• Adjustable current (0.03-0.5mA)
• Adjustable repetition rate (0.5-
100Hz in four steps)
• Battery powered
• Flashing activity LED
• Automatic turn-off timer (25
minutes) which can be reset
• LEDs indicate intensity of stimula-
• Long battery life (up to 100 hours
(1) This unit (or any other similar device) must not be used on a person who has a Heart Pacemaker or other implanted electronic device.
(2) Do not be tempted to run this unit from a mains adaptor, plugpack or power supply. This could be dangerous if a breakdown occurs in the isolating transformer.
No, this is not a do-it-yourself electroshock therapy project. The voltage and current used for Cranial Electrical Stimulation (also known as Transcranial Electrotherapy or Neuroelectric Therapy) is very low, ensuring that it is safe for the recipient. It does not cause a “shock” sensation or a lot of pain, although it can result in “pinpricks” at the higher settings.
However, at the voltage and current levels involved with this project there is no risk of injury.
We are not doctors so we can not say whether CES is beneficial. Some claim that it reduces anxiety, treats pain (especially headaches) and promotes alertness and relaxation. If you have investigated the potential benefits and would like to try CES, building this project is a cheap and easy way to do so.
We can’t rule out the possibility that the benefits from CES are a placebo effect but if true, such benefits are still real. If so, it would be a case of “mind over matter!”
What is CES?
CES involves passing a small amount of current through the recipient’s head. A proportion of this is thought to pass through the brain and create chemical changes which may influence mood.
The Cranial Electro-Stimulator is built into a low-profile instrument case and is powered by four AAA 1.5V cells.
Obviously we must be careful to limit the amount of power that can pass through a sensitive organ like the brain. In this case, the current is limited to a maximum of half a milliamp (0.5mA) and the voltage is limited to 15V. Since the unit is powered from a small battery (four AAAs) rather than mains, there is no possibility that a fault could result in a fried noggin!
Commercial CES devices vary but generally deliver somewhere between 0.01mA to 1mA with a repetition rate between 0.5Hz and 100Hz. With this unit, both parameters can be adjusted, so you can find the combination that works best for you.
The Transcutaneous Electrical Nerve Stimulation or TENS unit published in SILICON CHIP, January 2006 is similar in some respects.

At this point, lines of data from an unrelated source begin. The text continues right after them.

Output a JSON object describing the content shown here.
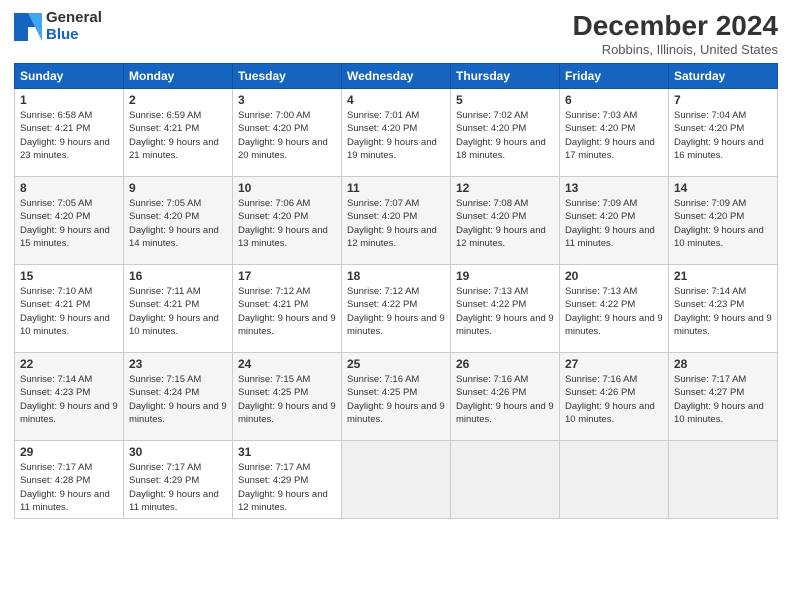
{
  "header": {
    "logo_general": "General",
    "logo_blue": "Blue",
    "month_title": "December 2024",
    "location": "Robbins, Illinois, United States"
  },
  "weekdays": [
    "Sunday",
    "Monday",
    "Tuesday",
    "Wednesday",
    "Thursday",
    "Friday",
    "Saturday"
  ],
  "weeks": [
    [
      {
        "day": "1",
        "sunrise": "6:58 AM",
        "sunset": "4:21 PM",
        "daylight": "9 hours and 23 minutes."
      },
      {
        "day": "2",
        "sunrise": "6:59 AM",
        "sunset": "4:21 PM",
        "daylight": "9 hours and 21 minutes."
      },
      {
        "day": "3",
        "sunrise": "7:00 AM",
        "sunset": "4:20 PM",
        "daylight": "9 hours and 20 minutes."
      },
      {
        "day": "4",
        "sunrise": "7:01 AM",
        "sunset": "4:20 PM",
        "daylight": "9 hours and 19 minutes."
      },
      {
        "day": "5",
        "sunrise": "7:02 AM",
        "sunset": "4:20 PM",
        "daylight": "9 hours and 18 minutes."
      },
      {
        "day": "6",
        "sunrise": "7:03 AM",
        "sunset": "4:20 PM",
        "daylight": "9 hours and 17 minutes."
      },
      {
        "day": "7",
        "sunrise": "7:04 AM",
        "sunset": "4:20 PM",
        "daylight": "9 hours and 16 minutes."
      }
    ],
    [
      {
        "day": "8",
        "sunrise": "7:05 AM",
        "sunset": "4:20 PM",
        "daylight": "9 hours and 15 minutes."
      },
      {
        "day": "9",
        "sunrise": "7:05 AM",
        "sunset": "4:20 PM",
        "daylight": "9 hours and 14 minutes."
      },
      {
        "day": "10",
        "sunrise": "7:06 AM",
        "sunset": "4:20 PM",
        "daylight": "9 hours and 13 minutes."
      },
      {
        "day": "11",
        "sunrise": "7:07 AM",
        "sunset": "4:20 PM",
        "daylight": "9 hours and 12 minutes."
      },
      {
        "day": "12",
        "sunrise": "7:08 AM",
        "sunset": "4:20 PM",
        "daylight": "9 hours and 12 minutes."
      },
      {
        "day": "13",
        "sunrise": "7:09 AM",
        "sunset": "4:20 PM",
        "daylight": "9 hours and 11 minutes."
      },
      {
        "day": "14",
        "sunrise": "7:09 AM",
        "sunset": "4:20 PM",
        "daylight": "9 hours and 10 minutes."
      }
    ],
    [
      {
        "day": "15",
        "sunrise": "7:10 AM",
        "sunset": "4:21 PM",
        "daylight": "9 hours and 10 minutes."
      },
      {
        "day": "16",
        "sunrise": "7:11 AM",
        "sunset": "4:21 PM",
        "daylight": "9 hours and 10 minutes."
      },
      {
        "day": "17",
        "sunrise": "7:12 AM",
        "sunset": "4:21 PM",
        "daylight": "9 hours and 9 minutes."
      },
      {
        "day": "18",
        "sunrise": "7:12 AM",
        "sunset": "4:22 PM",
        "daylight": "9 hours and 9 minutes."
      },
      {
        "day": "19",
        "sunrise": "7:13 AM",
        "sunset": "4:22 PM",
        "daylight": "9 hours and 9 minutes."
      },
      {
        "day": "20",
        "sunrise": "7:13 AM",
        "sunset": "4:22 PM",
        "daylight": "9 hours and 9 minutes."
      },
      {
        "day": "21",
        "sunrise": "7:14 AM",
        "sunset": "4:23 PM",
        "daylight": "9 hours and 9 minutes."
      }
    ],
    [
      {
        "day": "22",
        "sunrise": "7:14 AM",
        "sunset": "4:23 PM",
        "daylight": "9 hours and 9 minutes."
      },
      {
        "day": "23",
        "sunrise": "7:15 AM",
        "sunset": "4:24 PM",
        "daylight": "9 hours and 9 minutes."
      },
      {
        "day": "24",
        "sunrise": "7:15 AM",
        "sunset": "4:25 PM",
        "daylight": "9 hours and 9 minutes."
      },
      {
        "day": "25",
        "sunrise": "7:16 AM",
        "sunset": "4:25 PM",
        "daylight": "9 hours and 9 minutes."
      },
      {
        "day": "26",
        "sunrise": "7:16 AM",
        "sunset": "4:26 PM",
        "daylight": "9 hours and 9 minutes."
      },
      {
        "day": "27",
        "sunrise": "7:16 AM",
        "sunset": "4:26 PM",
        "daylight": "9 hours and 10 minutes."
      },
      {
        "day": "28",
        "sunrise": "7:17 AM",
        "sunset": "4:27 PM",
        "daylight": "9 hours and 10 minutes."
      }
    ],
    [
      {
        "day": "29",
        "sunrise": "7:17 AM",
        "sunset": "4:28 PM",
        "daylight": "9 hours and 11 minutes."
      },
      {
        "day": "30",
        "sunrise": "7:17 AM",
        "sunset": "4:29 PM",
        "daylight": "9 hours and 11 minutes."
      },
      {
        "day": "31",
        "sunrise": "7:17 AM",
        "sunset": "4:29 PM",
        "daylight": "9 hours and 12 minutes."
      },
      null,
      null,
      null,
      null
    ]
  ],
  "labels": {
    "sunrise_prefix": "Sunrise: ",
    "sunset_prefix": "Sunset: ",
    "daylight_prefix": "Daylight: "
  }
}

That unit also relied on electrical stimulation of the human body but at higher voltage and current levels. However, as stated in the TENS article, these levels are unsuitable for use on the head or neck, so this CES unit has been designed to deliver much less power in order to make it safe.
Current is delivered to the patient via clip-on leads that attach to the ear lobes. While at first it may seem unlikely that just 15V can result in current conduction through the human body, the ear tingling and (at higher settings) pin-prick sensation demonstrates that a circuit is indeed made. Just how much current is flowing is indicated by the brightness of two LEDs on the front panel.